When I began teaching, Princeton was exclusively male. The students are of course more diverse now. And they are as vibrant as ever.
Although you are not formally trained in history, you and James are both historians. Was history highly prized in your family growing up?
My father really should have been a history professor. But when he was 14 his father died, and he had to support the family; he ultimately became an insurance broker. Jim fulfilled his ambition. In another era our mother would have been an engineer; her father was an engineer, and she was very good in math and science. Instead she became a home economist and was the cooking editor of the Curtis Publishing Co. and helped to found Jack & Jill magazine.
We grew up middle-middle-class outside of Philadelphia in Merion, Pa. Our parents lost all their money in the Depression.

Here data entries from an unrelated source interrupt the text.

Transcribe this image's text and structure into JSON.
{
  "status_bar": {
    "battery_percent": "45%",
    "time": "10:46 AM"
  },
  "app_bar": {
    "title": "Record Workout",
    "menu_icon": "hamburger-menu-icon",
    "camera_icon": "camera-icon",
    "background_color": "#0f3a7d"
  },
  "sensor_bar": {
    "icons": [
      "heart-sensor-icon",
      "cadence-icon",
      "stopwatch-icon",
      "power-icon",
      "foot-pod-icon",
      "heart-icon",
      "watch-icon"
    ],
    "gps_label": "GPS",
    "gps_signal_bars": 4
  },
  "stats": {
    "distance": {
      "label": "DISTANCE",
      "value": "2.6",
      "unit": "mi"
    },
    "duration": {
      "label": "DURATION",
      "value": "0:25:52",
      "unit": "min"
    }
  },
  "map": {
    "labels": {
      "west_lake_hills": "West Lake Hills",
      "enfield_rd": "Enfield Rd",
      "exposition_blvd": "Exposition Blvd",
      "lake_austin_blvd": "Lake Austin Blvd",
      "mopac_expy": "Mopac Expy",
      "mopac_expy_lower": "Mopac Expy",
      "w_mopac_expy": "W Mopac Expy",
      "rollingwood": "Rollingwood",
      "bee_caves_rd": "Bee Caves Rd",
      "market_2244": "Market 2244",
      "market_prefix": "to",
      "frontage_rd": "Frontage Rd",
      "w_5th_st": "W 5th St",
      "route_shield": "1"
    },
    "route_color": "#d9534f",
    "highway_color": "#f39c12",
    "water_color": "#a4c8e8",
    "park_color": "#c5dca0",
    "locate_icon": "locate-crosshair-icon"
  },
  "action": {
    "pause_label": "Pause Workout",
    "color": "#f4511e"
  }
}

We had a truly wonderful upbringing in that it was not privileged. We hardly went anywhere in the summer. We were a close little family. It was very happy but not consciously intellectual. Jim and I loved comic books; we had a huge collection that we would loan out to our friends.
And now your son David Billington Jr. is a historian too, working as an independent scholar. What was it like to work together on this book?
David has described our work together as a collaboration in which each has learned from the other. I think that is absolutely correct. I grappled with this book for 10 years and then turned it over to him. David’s contributions changed the focus of the book to emphasize some important new themes. In some ways, this is perhaps more his book than mine, which is particularly impressive given that at the same time he was completing a significant book on modern British history that was also published this year.
Now that this book is finished, what lies ahead for you?
One principal challenge now for me is to ensure that the teaching of engineering becomes a significant part of the liberal arts curriculum at Princeton and that all engineering students gain an understanding of the grand tradition of modern engineering. A vital way to meet this challenge will be to educate, through my graduate program, a new kind of teacher-scholar. These students will learn how to do first-rate structural engineering scholarship during the course of their doctoral work; they will also teach in introductory courses and their research will in turn enrich these courses. Then, as exemplars of this teacher-scholar model, the students will carry this tradition forward as they take positions in other colleges and universities.